    14. The uses of a mass spectrometer • To find the isotopic composition of an element. • To work out the relative atomic mass of an element. • To find the relative molecular mass and the fragmentation pattern of a molecule. • In forensic science.

    15. The mass spectrum of Cl % Abundance • Chlorine has two isotopes: 35Cl and 37Cl with relative proportions of 75% and 25% respectively. 75 25 35 37 m/ e

    16. First ionisation energy • It is the energy required to remove one electron from each of one mole of gaseous atoms to form one mole of gaseous ions with single positive charge and one mole of electrons. • The equation for first ionisation energy of element A is: A(g) A+(g) + e

    17. Successive ionisation energies • Successive ionisation energies provide evidence for the existence of quantum shells or electronic energy levels.

    18. Successive ionisation energies • If an atom has two electrons, it will have two ionisation energies, first ionisation energy and second ionisation energy. • If an atom has three electrons, it will have three separate ionisation energies. • All these ionisation energies for each element are its successive ionisation energies.

    19. The successive ionisation energy graph of Be • The diagram indicates two electronic energy levels. • Electrons 1 and 2 are at a higher energy level • Electrons 3 and 4 at a lower energy level -nearest to the nucleus. Log IE/kJ mol-1 x x x x 1 2 3 4 Ionisation no

    20. Electron configuration- key points • Each element has a characteristic emission spectrum which can be used to identify it. • The electrons in an element can exist only at certain energy levels - shells and sub-shells • The region in which an electron moves for most of the time is called an orbital. • An orbital can hold two electrons.

    21. The Line Spectrum • An electron can absorb sufficient energy and move to a higher energy level. • When such an electron drops to a lower energy level, the energy absorbed is given out. • The amount of energy given out appears as a line in the line spectrum of the element.
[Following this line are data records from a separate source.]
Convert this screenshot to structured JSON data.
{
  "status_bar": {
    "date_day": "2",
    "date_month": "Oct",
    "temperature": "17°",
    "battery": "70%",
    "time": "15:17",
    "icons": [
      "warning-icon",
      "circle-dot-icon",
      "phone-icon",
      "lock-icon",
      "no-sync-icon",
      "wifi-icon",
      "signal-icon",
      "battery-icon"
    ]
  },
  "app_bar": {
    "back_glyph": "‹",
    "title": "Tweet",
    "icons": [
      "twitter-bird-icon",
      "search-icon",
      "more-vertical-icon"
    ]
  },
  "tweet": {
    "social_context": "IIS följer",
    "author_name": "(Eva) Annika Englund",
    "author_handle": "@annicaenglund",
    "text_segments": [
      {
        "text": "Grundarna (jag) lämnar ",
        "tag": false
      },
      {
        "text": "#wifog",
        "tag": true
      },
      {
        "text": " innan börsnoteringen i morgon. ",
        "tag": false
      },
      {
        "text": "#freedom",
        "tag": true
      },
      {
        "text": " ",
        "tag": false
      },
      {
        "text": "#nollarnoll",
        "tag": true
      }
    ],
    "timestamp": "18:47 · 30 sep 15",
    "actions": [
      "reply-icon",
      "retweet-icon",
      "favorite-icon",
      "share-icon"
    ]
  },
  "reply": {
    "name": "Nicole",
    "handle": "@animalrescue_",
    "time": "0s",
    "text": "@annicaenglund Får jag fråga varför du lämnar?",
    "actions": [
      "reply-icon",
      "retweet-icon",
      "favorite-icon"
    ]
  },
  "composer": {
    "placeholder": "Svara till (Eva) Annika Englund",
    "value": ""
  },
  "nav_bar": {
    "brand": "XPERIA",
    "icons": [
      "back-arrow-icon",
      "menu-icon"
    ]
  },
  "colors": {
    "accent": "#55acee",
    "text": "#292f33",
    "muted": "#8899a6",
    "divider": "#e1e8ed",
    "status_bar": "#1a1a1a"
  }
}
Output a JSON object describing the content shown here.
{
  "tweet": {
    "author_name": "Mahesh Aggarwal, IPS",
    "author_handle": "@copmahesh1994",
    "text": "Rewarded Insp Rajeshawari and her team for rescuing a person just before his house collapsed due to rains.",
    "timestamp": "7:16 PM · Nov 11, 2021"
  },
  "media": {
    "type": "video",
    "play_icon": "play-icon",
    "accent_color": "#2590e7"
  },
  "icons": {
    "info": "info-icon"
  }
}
    22. First ionisation energies of successive elements - H toNe • These provide evidence of shells and subshells. • The first shell can have one sub-shell, s subshell. • The second shell can have two subshells, s and p 1st IE/kJ mol-1 x x x x x x x x x 1 2 3 4 5 6 7 8 9 10 z

    23. The aufbau principle • Electrons always occupy the lowest available energy sub-level or subshell. • Electrons pair up after a sub-level is half filled. • Numbers 1, 2, 3 denote the shells. Letters s, p, d, f denote the subshells. A superscript indicates the number electrons. • Sequence of energy levels: 1s2s2p3s3p4s3d

    24. Subshells and orbitals • An s sub-shell has only one orbital. • A p sub-shell has three orbitals. • A d subshell has five orbitals.

    25. Sub-shells and electrons • An s sub-shell can have a maximum of two electrons. • A p sub-shell can have a maximum of six electrons. • A d sub-shell can have a maximum of ten electrons.

    26. Shape of an s orbital • An s orbital is spherical in shape • The sphere is made up of a cloud of negative charge from the electrons

    27. Shape of p-orbitals - dumb-bell shaped • The three p orbitals, px,, py and pz. py P=x pz px

    28. Electron configuration of elements • H 1s1 He 1s2 • Li 1s2 2s1 Be 1s22s2 • B 1s22s22p1 C 1s22s22p2 • N 1s22s22p3 O 1s22s22p4 • F 1s22s22p5 Ne 1s22s22p6 • Na 1s22s22p63s1 Mg 1s22s22p63s2